Sunday, October 31, 2010

Happy Reformation Day!

As a child, I used to love the hymns of All Saints’ Day. So imagine my surprise during my first fall at our local LCMS parish, when I found that taking priority over All Saints’ Day every year was Reformation Day, commemorating Oct. 31, 1517 when Martin Luther nailed his 95 Theses to the Wittenberg church door.

Oddly, the Lutheran Service Book (the 2006 LCMS hymnal) lists only four hymns for the occasion. Not surprisingly, one is Martin Luther’s greatest hit, Ein Feste Burg, presented in both the 1941 (The Lutheran Hymnal) metric familiar to LCMS German-Americans and a rhythm that sounds more normal to my ex-ECUSA ears. [Correction] Thanks to the translation by F.H. Hedge, it appears in all the American and English hymnals, and so American Christians (if there are any left) will be singing Luther’s 1529 hymn on its sexcentennial if not its septcentennial or millennial anniversary.

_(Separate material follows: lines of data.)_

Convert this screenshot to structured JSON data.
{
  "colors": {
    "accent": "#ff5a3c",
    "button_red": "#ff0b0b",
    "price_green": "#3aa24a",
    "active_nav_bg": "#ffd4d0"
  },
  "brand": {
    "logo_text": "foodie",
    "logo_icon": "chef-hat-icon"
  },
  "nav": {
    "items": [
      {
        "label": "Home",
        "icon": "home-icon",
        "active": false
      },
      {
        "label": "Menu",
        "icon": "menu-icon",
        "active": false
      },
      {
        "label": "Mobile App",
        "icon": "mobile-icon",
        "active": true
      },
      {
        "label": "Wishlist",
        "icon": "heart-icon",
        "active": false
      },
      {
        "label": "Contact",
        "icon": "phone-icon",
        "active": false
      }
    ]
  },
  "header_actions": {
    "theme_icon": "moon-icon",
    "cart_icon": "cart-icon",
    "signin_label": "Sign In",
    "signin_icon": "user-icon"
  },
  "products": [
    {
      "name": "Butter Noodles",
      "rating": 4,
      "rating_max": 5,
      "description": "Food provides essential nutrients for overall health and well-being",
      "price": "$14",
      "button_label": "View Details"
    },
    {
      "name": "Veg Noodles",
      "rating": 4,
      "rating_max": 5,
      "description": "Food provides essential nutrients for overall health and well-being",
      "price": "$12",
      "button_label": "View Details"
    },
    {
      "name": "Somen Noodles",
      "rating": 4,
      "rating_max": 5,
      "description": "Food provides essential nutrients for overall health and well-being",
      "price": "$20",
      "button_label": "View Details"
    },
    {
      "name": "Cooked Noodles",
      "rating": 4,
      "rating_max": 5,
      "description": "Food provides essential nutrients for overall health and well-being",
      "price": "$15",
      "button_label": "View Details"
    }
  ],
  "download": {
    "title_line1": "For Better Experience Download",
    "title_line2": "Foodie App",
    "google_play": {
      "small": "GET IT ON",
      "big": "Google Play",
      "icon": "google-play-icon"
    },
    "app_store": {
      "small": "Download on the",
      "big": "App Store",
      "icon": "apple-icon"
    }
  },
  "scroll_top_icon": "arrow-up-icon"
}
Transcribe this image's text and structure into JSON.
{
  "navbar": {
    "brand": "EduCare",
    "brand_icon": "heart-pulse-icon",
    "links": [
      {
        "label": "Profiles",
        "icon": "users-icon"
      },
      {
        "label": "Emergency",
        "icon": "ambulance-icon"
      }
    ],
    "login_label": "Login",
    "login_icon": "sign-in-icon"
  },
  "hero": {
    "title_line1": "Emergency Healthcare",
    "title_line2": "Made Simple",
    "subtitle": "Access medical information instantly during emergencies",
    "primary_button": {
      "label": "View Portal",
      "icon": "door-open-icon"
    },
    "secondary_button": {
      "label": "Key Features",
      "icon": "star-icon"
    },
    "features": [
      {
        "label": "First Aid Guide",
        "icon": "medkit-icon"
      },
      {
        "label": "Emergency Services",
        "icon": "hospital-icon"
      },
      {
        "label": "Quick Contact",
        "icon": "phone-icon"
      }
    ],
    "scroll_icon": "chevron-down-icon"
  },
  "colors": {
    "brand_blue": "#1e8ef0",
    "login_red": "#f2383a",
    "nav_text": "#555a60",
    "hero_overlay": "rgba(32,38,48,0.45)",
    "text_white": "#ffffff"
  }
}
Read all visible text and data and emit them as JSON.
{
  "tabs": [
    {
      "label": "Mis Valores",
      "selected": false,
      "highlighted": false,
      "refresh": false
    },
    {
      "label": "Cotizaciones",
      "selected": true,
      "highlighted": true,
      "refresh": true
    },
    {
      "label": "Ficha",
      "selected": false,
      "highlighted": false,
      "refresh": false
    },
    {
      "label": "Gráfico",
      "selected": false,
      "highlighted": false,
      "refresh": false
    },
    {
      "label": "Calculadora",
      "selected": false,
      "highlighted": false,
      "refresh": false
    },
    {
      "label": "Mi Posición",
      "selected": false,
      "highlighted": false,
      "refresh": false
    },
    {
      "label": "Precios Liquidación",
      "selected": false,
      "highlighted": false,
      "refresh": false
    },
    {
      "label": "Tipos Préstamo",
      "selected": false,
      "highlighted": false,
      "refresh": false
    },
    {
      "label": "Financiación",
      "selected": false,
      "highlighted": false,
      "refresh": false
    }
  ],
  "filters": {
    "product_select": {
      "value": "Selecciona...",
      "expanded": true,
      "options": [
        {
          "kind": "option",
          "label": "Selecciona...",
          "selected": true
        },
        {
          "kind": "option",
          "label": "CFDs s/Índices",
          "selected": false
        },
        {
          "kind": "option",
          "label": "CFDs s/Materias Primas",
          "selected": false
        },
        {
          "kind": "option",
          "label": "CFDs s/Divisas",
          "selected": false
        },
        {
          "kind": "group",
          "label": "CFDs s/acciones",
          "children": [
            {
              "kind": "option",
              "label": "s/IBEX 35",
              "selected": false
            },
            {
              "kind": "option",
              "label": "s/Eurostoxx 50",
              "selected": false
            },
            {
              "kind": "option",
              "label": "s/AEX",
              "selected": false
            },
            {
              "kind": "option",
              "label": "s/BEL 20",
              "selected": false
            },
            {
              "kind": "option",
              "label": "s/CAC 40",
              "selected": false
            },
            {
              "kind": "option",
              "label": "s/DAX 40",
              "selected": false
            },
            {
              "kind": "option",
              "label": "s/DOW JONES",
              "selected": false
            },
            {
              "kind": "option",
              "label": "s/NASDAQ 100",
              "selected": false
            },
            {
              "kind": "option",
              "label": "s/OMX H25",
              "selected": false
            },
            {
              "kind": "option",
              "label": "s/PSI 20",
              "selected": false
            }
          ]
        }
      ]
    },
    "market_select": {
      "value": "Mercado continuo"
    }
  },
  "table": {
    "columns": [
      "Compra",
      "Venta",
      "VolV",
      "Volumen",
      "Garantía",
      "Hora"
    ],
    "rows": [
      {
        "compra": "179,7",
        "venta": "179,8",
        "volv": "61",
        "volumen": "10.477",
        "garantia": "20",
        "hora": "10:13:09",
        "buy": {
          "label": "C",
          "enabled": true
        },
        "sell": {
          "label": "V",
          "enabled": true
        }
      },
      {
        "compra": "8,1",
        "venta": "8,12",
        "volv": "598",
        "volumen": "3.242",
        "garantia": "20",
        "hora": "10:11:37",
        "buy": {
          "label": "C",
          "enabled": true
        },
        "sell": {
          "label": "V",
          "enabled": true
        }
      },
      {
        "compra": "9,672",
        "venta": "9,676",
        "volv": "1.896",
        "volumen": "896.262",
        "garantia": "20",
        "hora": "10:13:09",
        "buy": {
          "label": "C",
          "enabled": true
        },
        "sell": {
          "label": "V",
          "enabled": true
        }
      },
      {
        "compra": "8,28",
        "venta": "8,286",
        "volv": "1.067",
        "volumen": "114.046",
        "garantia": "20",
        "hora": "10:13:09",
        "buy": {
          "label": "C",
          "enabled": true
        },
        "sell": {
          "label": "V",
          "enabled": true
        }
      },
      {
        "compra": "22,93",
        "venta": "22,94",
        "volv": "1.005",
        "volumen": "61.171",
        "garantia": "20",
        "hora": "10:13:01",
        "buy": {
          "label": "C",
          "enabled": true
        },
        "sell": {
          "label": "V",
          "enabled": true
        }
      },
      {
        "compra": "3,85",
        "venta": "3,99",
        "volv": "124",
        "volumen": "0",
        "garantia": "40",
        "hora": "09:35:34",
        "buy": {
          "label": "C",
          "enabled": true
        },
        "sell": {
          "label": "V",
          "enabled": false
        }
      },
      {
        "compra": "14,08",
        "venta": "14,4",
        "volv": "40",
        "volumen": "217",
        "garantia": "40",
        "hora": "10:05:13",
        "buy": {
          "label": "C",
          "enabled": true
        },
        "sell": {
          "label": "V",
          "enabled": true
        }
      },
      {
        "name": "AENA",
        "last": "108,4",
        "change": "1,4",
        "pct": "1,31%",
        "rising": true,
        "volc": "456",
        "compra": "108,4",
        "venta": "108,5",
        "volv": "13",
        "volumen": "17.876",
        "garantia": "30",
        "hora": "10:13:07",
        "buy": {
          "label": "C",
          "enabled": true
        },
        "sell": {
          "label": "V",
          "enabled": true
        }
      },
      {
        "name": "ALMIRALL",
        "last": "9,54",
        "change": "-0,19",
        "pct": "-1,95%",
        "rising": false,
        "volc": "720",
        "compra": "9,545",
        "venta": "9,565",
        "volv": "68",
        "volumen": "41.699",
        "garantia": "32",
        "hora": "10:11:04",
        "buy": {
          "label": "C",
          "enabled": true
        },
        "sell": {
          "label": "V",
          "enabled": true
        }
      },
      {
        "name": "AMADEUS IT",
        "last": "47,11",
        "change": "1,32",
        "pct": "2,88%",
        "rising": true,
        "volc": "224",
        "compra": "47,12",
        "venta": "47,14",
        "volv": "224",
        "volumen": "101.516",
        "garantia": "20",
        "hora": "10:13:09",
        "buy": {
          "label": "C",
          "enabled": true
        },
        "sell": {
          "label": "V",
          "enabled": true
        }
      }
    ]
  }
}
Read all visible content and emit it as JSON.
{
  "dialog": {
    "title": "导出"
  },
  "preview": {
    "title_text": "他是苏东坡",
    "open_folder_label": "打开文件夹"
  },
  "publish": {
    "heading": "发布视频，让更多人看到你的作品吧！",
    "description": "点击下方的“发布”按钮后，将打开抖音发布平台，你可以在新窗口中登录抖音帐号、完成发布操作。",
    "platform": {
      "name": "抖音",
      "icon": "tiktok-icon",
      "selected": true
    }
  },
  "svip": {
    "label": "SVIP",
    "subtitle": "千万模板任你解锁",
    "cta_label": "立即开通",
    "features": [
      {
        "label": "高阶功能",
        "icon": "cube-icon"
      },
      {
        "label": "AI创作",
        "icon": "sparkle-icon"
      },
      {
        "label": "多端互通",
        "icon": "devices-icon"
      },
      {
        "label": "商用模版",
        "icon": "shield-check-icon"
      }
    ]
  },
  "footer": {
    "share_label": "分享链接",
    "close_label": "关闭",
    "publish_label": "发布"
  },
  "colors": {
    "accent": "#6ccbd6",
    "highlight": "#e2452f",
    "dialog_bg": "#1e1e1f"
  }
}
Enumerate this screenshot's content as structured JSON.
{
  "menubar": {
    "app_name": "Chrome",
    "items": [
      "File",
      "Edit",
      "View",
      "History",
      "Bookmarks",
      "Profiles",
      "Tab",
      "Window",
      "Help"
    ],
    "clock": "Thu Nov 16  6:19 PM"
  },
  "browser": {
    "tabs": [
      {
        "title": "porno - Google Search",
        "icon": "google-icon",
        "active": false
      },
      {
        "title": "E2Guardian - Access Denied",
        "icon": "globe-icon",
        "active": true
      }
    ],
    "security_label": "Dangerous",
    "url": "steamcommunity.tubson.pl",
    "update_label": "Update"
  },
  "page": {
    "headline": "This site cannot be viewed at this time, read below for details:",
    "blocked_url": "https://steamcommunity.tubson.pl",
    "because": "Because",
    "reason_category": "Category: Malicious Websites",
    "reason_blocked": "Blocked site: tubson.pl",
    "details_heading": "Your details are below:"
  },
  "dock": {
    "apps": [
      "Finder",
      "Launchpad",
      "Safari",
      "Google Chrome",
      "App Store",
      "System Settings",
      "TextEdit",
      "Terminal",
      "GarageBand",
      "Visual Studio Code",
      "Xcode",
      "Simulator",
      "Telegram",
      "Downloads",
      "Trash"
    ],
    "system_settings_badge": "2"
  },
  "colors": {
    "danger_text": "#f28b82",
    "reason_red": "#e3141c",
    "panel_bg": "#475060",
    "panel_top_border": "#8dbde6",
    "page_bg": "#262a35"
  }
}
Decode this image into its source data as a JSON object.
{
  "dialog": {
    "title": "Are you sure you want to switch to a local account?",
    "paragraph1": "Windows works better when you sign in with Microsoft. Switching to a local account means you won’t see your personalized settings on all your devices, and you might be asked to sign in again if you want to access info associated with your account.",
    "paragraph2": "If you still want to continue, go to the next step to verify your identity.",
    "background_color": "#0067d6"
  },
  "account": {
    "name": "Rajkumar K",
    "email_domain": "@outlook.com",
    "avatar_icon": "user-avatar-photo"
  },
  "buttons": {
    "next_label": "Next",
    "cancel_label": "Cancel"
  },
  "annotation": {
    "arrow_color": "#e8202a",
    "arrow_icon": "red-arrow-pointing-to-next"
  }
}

Two others in the LSB list I’d never heard of: “God’s Word is our great heritage” and “O little flock, fear not the foe.” (The latter is a Winkworth translation of a lyric by Johann Altenburg).

The fourth was a Winkworth translation of a Luther hymn, in this case the 1541 “Er halt uns, Herr, bei dein em Wort.” The CyberHymnal reports the three verses as:
Lord, keep us steadfast in Thy Word;
Curb those who fain by craft and sword
Would wrest the kingdom from Thy Son
And set at naught all He hath done.

Lord Jesus Christ, Thy pow’r make known,
For Thou art Lord of lords alone;
Defend Thy Christendom that we
May evermore sing praise to Thee.

O Comforter of priceless worth,
Send peace and unity on earth.
Support us in our final strife
And lead us out of death to life.
As far as I can tell, it’s not in either of H40 or H82. says it appears in the 1977 and 1999 editions of the Australian Anglican hymnal, but nowhere else among the many Anglican hymnals that it indexes.

The Lutheran Hymnal (1941) has 12 hymns rather than 4 for Reformation, including the three aforementioned Winkworth translation of German hymns. But what really caught my eye was another Winkworth translation — listed as “O Lord, Our Father, shall we be confounded” (#269) but originally written by Winkworth as “Ah! Lord our God, let them not be confounded.”

The original words were written by Johann Heermann in 1630. No matter what the words, the bonus for this hymn is the use of the 1640 tune Herzliebster Jesu by Johann Crüger. Singing Crüger is one of the things I miss most from my Lutheran period.

The CyberHymnal reports the TLH words for the five verses:
O Lord, our Father, shall we be confounded
Who, though by trials and woes surrounded,
On Thee alone for help are still relying,
To Thee are crying?

Lord, put to shame Thy foes who breathe defiance
And vainly make their might their sole reliance;
In mercy turn to us, the poor and stricken,
Our hope to quicken.

Be Thou our Helper and our strong Defender;
Speak to our foes and cause them to surrender.
Yea, long before their plans have been completed,
They are defeated.

’Tis vain to trust in man; for Thou, Lord, only
Art the Defense and Comfort of the lonely.
With Thee to lead, the battle shall be glorious
And we victorious.

Thou art our Hero, all our foes subduing;
Save Thou Thy little flock they are pursuing.
We seek Thy help; for Jesus’ sake be near us.
Great Helper, hear us!
I could not find the hymn reported in Oremus using Google or its Catherine Winkworth index, suggesting that it may not be used by Anglicans anywhere. It’s too bad — not just because of the doctrinal content, but because the Crüger tune should be easy for most congregations to sing.

So if I’m asked to contribute to the New Anglican Hymnal, this timeless hymn is going to join Ein Feste Burg as part of the canon of borrowed Lutheran hymns.


Anonymous said...

Winkworth? Check again.

9.West said...

You're right, it wasn’t Winkworth this time. I must have had her on the brain. Thanks for catching this.

Alas, it's a case where the story is more complicated than some of the other hymns. According to Hymnal 1940 Companion, the Brits use a translation by Thomas Carlyle, while ECUSA adopted the 1852 translation of Frederic Henry Hedge starting with Hymnal 1916.